Countrys copyright legal mechanism too weak

KATHMANDU: Nepal Copyright Registrar’s Office claimed that there is lack of economic analysis regarding the

contribution of Copyright Act in the national economy. According to a survey conducted by WIPO, the contribution of copyright-based industries to GDP is

11.22 per cent in the USA, 5.70 per cent in Singapore, 4.50 per cent

in Canada and 4.92 per cent in

the Philippines.

“In the context of Nepal, it is unfortunate that there is no provision of conducting such surveys as there is no strict rule regarding utility of Copyright Act,” said registrar Bir Bahadur Rai of Nepal Copyright Registrar Office. He said that till date there are about 708 companies that have registered their copyright and the highest number of registration has been in the intellectual property rights sector.

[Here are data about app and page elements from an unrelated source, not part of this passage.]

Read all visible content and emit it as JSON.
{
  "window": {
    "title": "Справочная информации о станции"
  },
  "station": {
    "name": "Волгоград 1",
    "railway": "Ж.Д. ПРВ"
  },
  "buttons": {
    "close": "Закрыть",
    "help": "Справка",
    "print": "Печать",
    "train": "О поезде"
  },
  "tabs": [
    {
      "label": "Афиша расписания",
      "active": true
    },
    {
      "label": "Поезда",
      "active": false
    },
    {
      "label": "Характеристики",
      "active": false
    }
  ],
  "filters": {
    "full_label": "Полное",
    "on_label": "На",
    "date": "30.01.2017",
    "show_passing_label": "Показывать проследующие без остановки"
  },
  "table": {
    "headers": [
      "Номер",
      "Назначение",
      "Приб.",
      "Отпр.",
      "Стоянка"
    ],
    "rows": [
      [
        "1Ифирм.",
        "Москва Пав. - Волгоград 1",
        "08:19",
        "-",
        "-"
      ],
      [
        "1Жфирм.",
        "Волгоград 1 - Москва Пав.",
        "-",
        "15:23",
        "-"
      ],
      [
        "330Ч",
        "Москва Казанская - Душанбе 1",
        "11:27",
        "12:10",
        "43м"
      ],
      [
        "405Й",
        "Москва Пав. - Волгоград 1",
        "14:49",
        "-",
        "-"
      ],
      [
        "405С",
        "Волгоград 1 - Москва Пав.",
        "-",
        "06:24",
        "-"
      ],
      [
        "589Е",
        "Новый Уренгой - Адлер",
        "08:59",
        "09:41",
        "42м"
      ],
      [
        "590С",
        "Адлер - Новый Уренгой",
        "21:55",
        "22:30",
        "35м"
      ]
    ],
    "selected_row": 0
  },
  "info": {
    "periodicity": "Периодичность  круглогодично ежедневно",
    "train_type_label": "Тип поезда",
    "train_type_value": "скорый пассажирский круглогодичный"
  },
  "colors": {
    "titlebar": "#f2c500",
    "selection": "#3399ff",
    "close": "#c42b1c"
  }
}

Rai stressed there was a need to form an umbrella association to preserve intellectual property rights and industrial property. “Recently, the music industry here registered the Music Royalty Collection Society in 2064 BS, and the society is working for the protection of intellectual rights of music personalities of the nation,” he said.

In this context, associate professor at TU Dr Bal Bahadur Mukhia said the whole world has now become a global village due to globalization and development of science and technology. Consequently, copyrightable subject matter is expanding by the day. On the other hand, challenges in the protection of copyright are also multiplying. Mukhia stressed on the need for developing software to collect statistical reports regarding the contribution of copyright based industries.

Nepal acceded to the Berne Convention on January 11, 2006. However, this convention does not incorporate computer programmes and multi-media productions. Mukhia said that the Digital Millennium Copyright Act and WCT gives copyright holders to enforce technological protection of their works. He added that it would be better for Nepal to adhere to the WCT. He the country has a weak legal regime regarding intellectual property rights.